and the wilted leaves of dry, brown carpets.
Diana rushes to the hunt, a deer runs into the line
of fire, breathing heavily, afraid, and we too move out
for hunting. It is autumn, the grape-gathering time.
We remove our smiles, disguises, clothes,
and staring straight ahead, peeled of skin,
unabashed by utter bareness and inherent sins,
we hunt for kisses, we nourish ourselves
with thick clay, oily and red, to make it by winter,
when we will be like moles, blind, mute,
autumn’s barbarians dipped into the earth.

(Nieborów, November 2007)

They’ll bury us, bury, scatter into ash

But today or tomorrow or in ten years
they’ll bury her and nothing will be left of her,
nor of that saucy one in the red skirt. (…)
And above all, not only they, but I, too,
will be buried and nothing will be left.

Leo Tolstoy, Anna Karenina

They’ll bury us, bury, scatter into ash,
and you, little girl with the blue jump rope,
and the boy who likes to look at the portrait
of another boy in the vast gallery
when the September sun softens and dissolves
contours, stains, and defines shadows.
And what do we want, what do we all want
when we laugh, when we harmonize
in high whispers and low voices, slightly hoarse
as if to mute the joy, just in case,
and we mete out day after day but the nights
embraced or alone drive salty troops
of tears, a soaked cavalcade of horses.
And children yell immortally like animals,
ruining their divine throats, those cotton larynxes,
to be, in just an instant, certain
of solely this, that they’ll also bury their children’s children.
And fragile is our faith or there is no faith,
and weak is our love, no, there is no love,
there is fear and peril in the silence of miraculous noon,
like then, when sheltered in the Altamira grottos,
stubbornly they painted red bison
on stone oriels blue in the light
fleeing through steppes, fatally wounded,
because they already knew that they’ll bury them too,
bones and skin, and if they could only ascend
with a small, clay bowl
or the head of a woman carved from stone
and a bear figurine, a bone statuette,
birds with round holes to wear around the neck,
to hang on a string for the complacent dead,
because they are not lonely
with a bird on the neck, with a bear figurine.
And only here can we bring our peril
and only here can we hide our love
and shelter fragile faith inside objects and in colors,
in Liguria and Toirano where there are footprints
and symbols marked with warm fingers,
and scratches from fragile, broken nails
trying to etch the outline of a bear.
Only there, where there are graves and burial mounds
and menhir lanes and plain stones
and blocks of ochre good for dyeing
bodies or walls in abysmal, colossal caverns,
only there where a person is alone with his fear
where a prisoner of his own terror leaves marks in the clay,
so we continue to dot sheets of paper
to fill the void with a painting or poem.
Only there does a person encounter his god.

(August 2007)


Anna Piwkowska

Anna Piwkowska (b. Feb. 3, 1963) is a Polish poet, novelist, and essayist.            The Dye Girl (Farbiarka) is her eighth published book of poetry, which revolves around meditations on love, death, mothers, and mythologies.
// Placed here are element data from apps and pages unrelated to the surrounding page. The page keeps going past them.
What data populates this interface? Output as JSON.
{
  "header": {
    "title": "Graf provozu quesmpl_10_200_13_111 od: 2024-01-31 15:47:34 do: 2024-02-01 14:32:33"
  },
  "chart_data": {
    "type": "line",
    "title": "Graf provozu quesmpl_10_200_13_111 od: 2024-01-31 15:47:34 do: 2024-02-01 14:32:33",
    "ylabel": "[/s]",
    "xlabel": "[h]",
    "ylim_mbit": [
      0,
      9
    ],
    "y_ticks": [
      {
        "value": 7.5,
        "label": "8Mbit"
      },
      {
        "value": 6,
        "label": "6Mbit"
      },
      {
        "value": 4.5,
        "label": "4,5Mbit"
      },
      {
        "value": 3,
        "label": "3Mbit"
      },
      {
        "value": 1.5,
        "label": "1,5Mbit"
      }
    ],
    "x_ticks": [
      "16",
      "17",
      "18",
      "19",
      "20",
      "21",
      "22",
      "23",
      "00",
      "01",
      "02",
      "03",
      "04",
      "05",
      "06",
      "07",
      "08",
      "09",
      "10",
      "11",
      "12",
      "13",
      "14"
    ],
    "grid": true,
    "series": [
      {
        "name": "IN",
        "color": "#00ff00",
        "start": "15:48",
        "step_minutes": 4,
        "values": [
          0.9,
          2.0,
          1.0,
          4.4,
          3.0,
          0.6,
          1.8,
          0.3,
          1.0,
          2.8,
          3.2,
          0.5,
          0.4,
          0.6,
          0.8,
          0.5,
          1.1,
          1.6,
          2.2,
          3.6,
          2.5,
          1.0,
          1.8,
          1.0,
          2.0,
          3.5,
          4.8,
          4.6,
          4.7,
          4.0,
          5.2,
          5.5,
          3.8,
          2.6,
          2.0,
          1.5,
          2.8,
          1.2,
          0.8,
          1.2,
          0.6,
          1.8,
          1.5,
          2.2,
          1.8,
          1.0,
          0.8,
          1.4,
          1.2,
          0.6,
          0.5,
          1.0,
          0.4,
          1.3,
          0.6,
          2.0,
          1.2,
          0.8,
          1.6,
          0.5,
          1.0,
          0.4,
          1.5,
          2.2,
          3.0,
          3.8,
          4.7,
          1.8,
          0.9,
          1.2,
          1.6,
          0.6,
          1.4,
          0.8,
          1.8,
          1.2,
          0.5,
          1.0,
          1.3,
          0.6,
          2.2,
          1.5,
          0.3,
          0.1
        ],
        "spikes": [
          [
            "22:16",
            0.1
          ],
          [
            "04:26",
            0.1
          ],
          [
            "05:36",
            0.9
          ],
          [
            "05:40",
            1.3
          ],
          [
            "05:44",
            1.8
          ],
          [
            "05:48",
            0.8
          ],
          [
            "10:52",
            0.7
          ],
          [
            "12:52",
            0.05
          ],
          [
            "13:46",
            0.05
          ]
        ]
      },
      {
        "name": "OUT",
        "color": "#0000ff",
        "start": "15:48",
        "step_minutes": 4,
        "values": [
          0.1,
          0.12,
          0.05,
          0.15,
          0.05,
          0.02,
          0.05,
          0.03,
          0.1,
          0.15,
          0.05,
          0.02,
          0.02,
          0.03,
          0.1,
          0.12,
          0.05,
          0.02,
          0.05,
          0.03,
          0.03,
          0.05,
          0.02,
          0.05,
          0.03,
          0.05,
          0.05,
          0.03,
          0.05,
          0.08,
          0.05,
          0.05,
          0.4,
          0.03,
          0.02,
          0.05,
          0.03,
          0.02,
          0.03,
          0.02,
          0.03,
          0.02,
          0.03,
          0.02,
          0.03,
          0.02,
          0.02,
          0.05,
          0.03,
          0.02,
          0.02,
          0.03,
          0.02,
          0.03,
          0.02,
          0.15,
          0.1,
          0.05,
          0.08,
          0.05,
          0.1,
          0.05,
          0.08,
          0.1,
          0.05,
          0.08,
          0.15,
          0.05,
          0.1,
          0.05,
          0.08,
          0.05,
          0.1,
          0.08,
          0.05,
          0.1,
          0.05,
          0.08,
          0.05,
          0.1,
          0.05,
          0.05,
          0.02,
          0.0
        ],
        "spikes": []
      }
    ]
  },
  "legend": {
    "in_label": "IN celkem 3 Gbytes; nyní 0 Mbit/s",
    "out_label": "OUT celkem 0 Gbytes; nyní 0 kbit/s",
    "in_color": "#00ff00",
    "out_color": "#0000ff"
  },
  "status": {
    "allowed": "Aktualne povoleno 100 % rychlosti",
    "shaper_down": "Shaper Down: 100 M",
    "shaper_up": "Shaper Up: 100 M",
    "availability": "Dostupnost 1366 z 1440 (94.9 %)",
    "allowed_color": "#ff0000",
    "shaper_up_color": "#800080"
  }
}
Piwkowska graduated from the University of Warsaw with a degree in Polish language and literature, and her poems have been published in numerous leading Polish literary journals. She has received numerous prizes for her poetry and prose, most recently having The Dye Girl acknowledged with the 2009 Warsaw Literary Prize. She has also published a novel, and a nonfiction book about the Russian poet Anna Akhmatova. Though much of her poetry has been translated into German and Russian, most of it remains untranslated in English. Piwkowska currently lives in Warsaw.

Iza Wojciechowska

Iza Wojciechowska is a graduate of Duke University, where she received a degree in English and psychology. She currently lives in New York, where she is pursuing a creative writing MFA at Columbia University, concentrating in creative nonfiction and literary translation. She can be reached at her website:

Farbiarka. Copyright (c) Anna Piwkowska, 2009. English translation copyright (c) Iza Wojciechowska, 2010.